Health trends over the last 45 years: We’re getting fatter — but healthier

Norway's most comprehensive population survey shows some surprising contradictions. The average Norwegian has gotten heavier over the last 45 years, while at the same time their overall physical health has improved.

Norwegian researchers find link between ALS and body weight

A Norwegian study shows that overweight and obese individuals have a lower risk for ALS than those who are of normal weight and underweight.

New medicine for multiple myeloma shows promising results

A new drug reduced the risk of relapse and increased survival by five months, according to a recent study. The results were presented at a cancer conference in Chicago in June.

Higher weight increases risk of psoriasis

The higher a person’s BMI, the greater the chance of getting psoriasis. But researchers are still uncertain as to why.

Common cell type found in autoimmune diseases

Immune cells at the centre of coeliac disease have been found in patients with other autoimmune diseases. These results give hope of finding the cause of a number of diseases.

Another tick-borne disease to worry about

Authorities don’t know how many Norwegians have been infected with the tick-borne disease anaplasmosis.

Drugs that didn’t keep their promise
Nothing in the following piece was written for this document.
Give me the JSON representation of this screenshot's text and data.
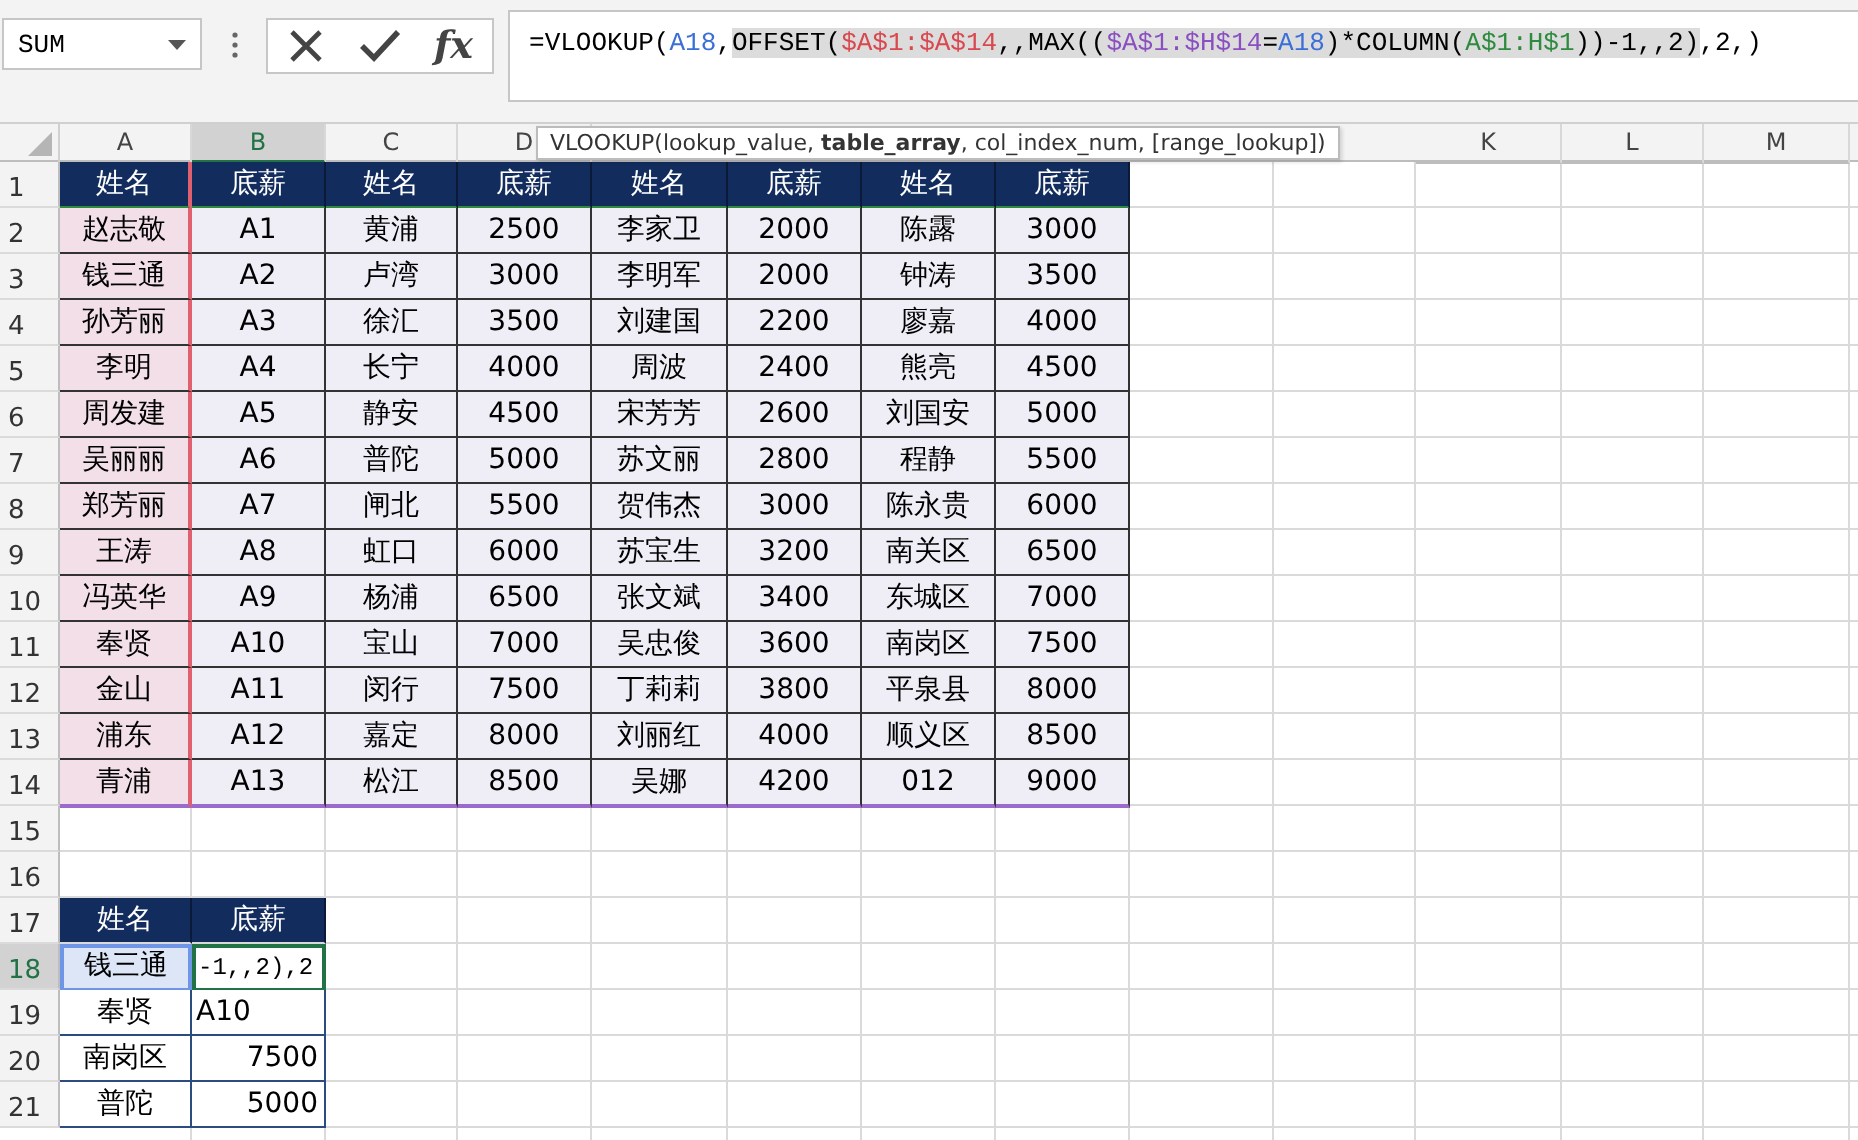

The medicines were called “disease-modifying” because they were supposed to slow down the disease itself. But earlier medications for arthritis didn’t do this. Several of them, however, had dangerous side effects. Why did patients take them anyway?

Fatigue an underestimated aspect of inflammatory bowel disease

Many of those who suffer from inflammatory diseases such as Crohn's disease and ulcerative colitis also struggle with fatigue.

Many women needlessly take cholesterol-lowering drugs

More than half of middle-aged women who take cholesterol-lowering medicines called 'statins' have neither cardiovascular disease or diabetes, shows new research.

Children more likely to survive cancer if parents live together

A new study has found a correlation between family form and the survival chances of a child cancer patient.